- Input for this task:
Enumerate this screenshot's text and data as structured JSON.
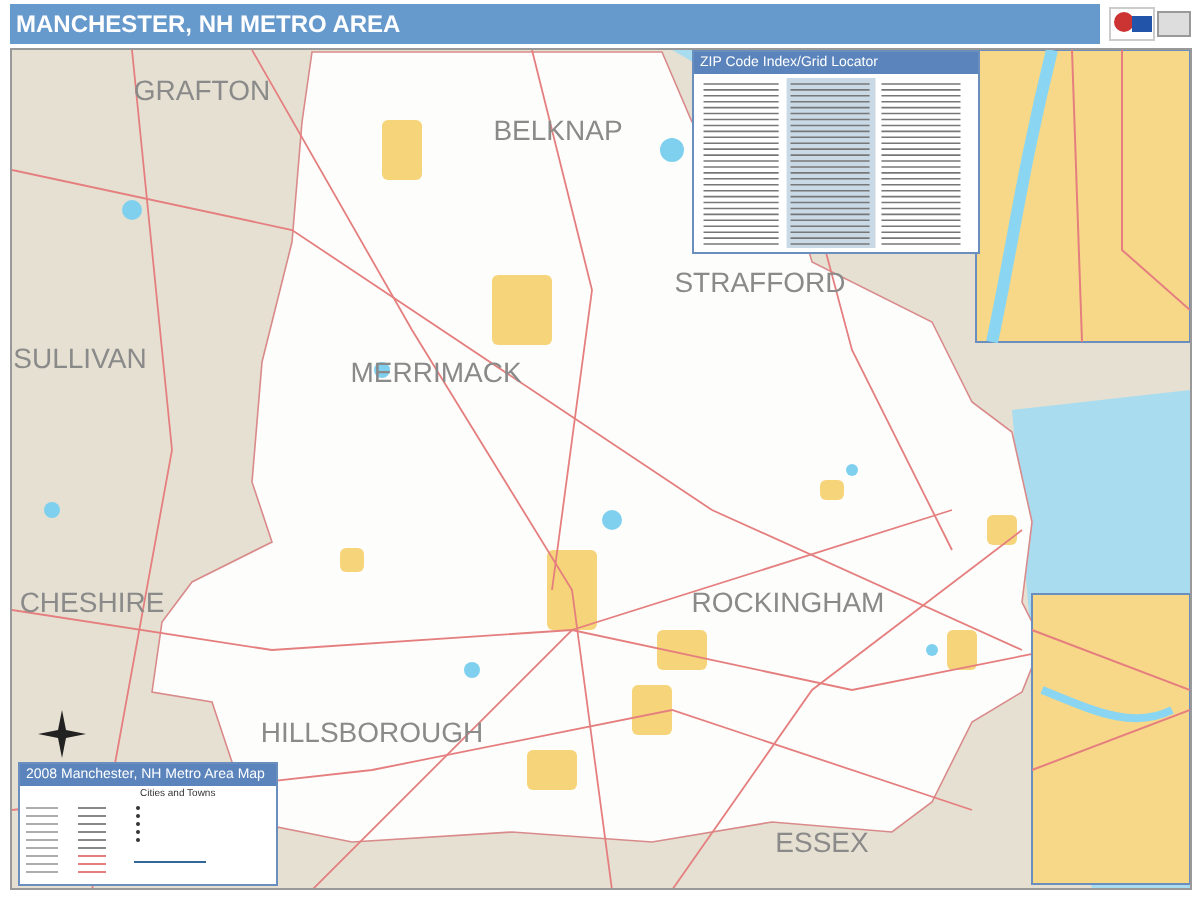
{
  "header": {
    "title": "MANCHESTER, NH METRO AREA"
  },
  "map": {
    "county_labels": [
      "GRAFTON",
      "BELKNAP",
      "SULLIVAN",
      "MERRIMACK",
      "STRAFFORD",
      "ROCKINGHAM",
      "CHESHIRE",
      "HILLSBOROUGH",
      "ESSEX"
    ]
  },
  "zip_index": {
    "title": "ZIP Code Index/Grid Locator"
  },
  "legend": {
    "title": "2008 Manchester, NH Metro Area Map",
    "subtitle": "Cities and Towns"
  }
}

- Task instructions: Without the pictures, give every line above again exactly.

- Problem solution:
Enumerate this screenshot's text and data as structured JSON.
{
  "header": {
    "title": "MANCHESTER, NH METRO AREA"
  },
  "map": {
    "county_labels": [
      "GRAFTON",
      "BELKNAP",
      "SULLIVAN",
      "MERRIMACK",
      "STRAFFORD",
      "ROCKINGHAM",
      "CHESHIRE",
      "HILLSBOROUGH",
      "ESSEX"
    ]
  },
  "zip_index": {
    "title": "ZIP Code Index/Grid Locator"
  },
  "legend": {
    "title": "2008 Manchester, NH Metro Area Map",
    "subtitle": "Cities and Towns"
  }
}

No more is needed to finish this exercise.